Description of the task:
Collect each line of the records containing the string "icon".

Dataset excerpts:
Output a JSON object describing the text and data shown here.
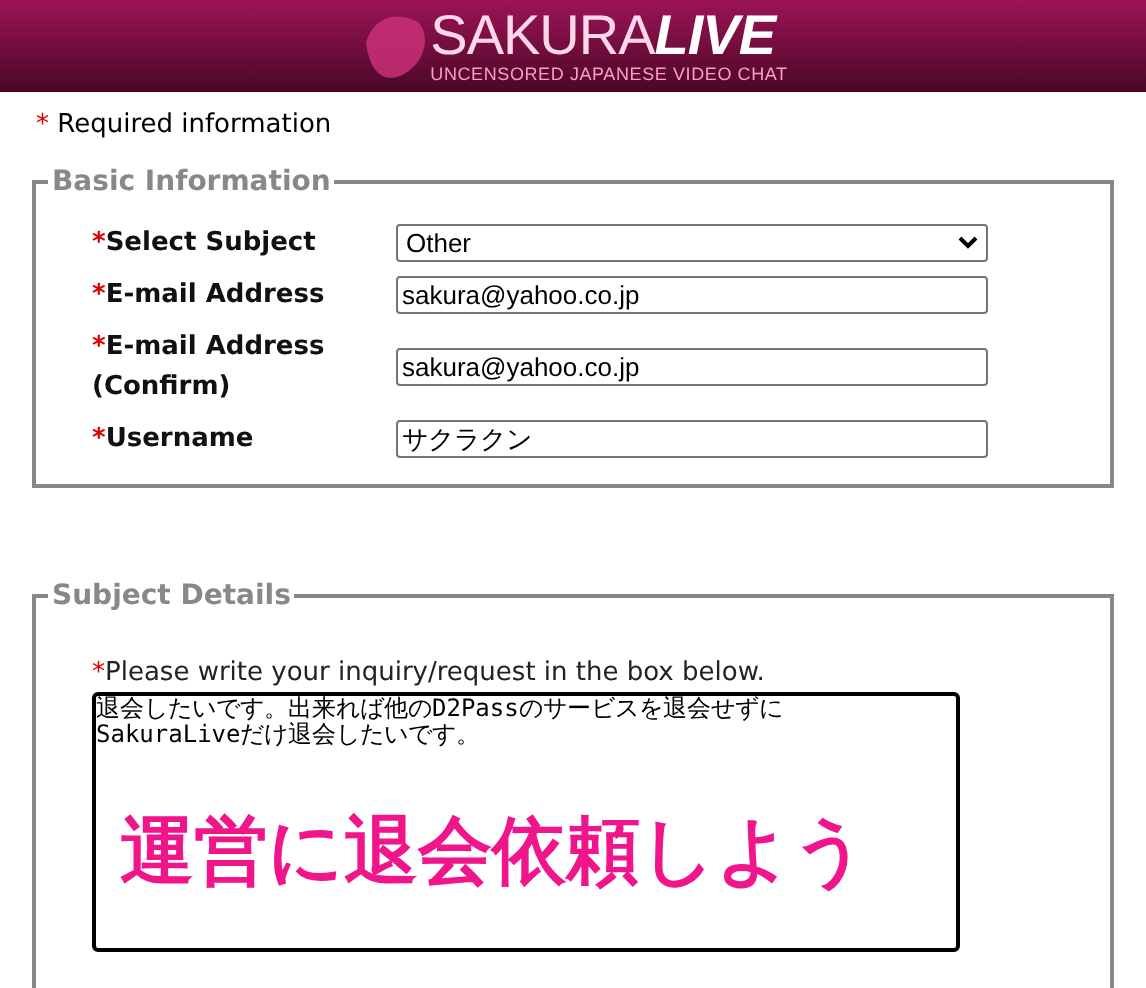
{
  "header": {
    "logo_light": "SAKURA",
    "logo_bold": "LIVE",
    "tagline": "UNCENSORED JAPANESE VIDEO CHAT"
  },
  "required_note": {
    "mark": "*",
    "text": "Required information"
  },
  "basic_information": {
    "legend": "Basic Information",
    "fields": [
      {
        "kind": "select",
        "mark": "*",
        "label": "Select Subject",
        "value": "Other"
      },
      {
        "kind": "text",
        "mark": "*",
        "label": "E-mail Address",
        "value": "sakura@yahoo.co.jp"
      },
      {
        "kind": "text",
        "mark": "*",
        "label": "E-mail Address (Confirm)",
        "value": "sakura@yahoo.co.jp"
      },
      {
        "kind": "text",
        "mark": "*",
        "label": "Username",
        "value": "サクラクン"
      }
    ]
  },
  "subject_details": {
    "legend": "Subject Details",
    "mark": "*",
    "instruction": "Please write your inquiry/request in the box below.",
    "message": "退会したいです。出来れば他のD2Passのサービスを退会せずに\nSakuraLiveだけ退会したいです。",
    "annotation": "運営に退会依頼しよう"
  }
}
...
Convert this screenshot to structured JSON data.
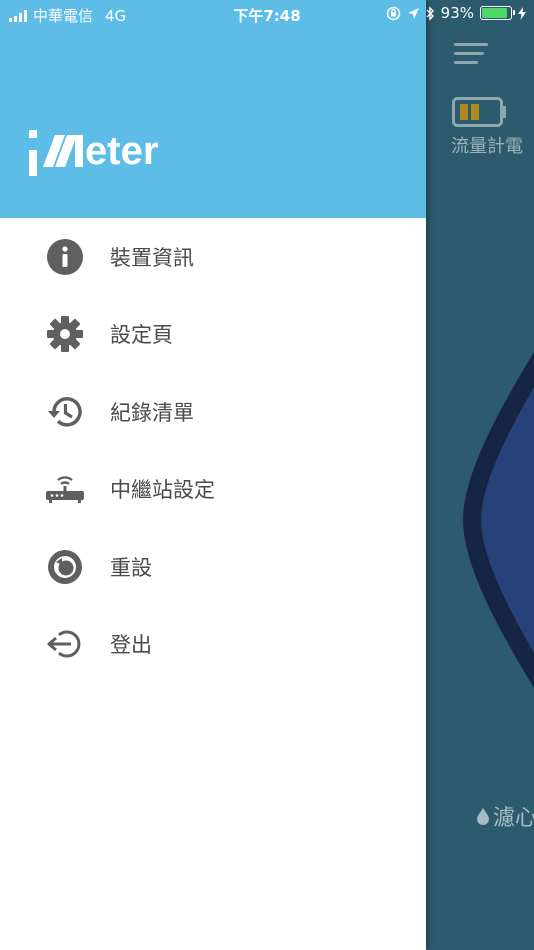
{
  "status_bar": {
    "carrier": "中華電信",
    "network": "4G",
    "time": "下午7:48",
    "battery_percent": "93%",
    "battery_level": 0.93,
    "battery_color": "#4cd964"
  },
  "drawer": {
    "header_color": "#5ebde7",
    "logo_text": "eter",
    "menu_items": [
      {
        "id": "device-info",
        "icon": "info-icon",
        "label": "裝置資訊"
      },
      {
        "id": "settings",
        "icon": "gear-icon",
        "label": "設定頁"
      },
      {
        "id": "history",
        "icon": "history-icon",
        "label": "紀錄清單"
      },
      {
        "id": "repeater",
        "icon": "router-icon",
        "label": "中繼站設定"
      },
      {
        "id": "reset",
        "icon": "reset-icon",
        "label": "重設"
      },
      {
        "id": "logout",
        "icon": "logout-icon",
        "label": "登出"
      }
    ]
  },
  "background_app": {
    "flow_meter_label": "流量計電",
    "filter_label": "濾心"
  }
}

Exercise response:
        "icon": "info-icon",
        "icon": "gear-icon",
        "icon": "history-icon",
        "icon": "router-icon",
        "icon": "reset-icon",
        "icon": "logout-icon",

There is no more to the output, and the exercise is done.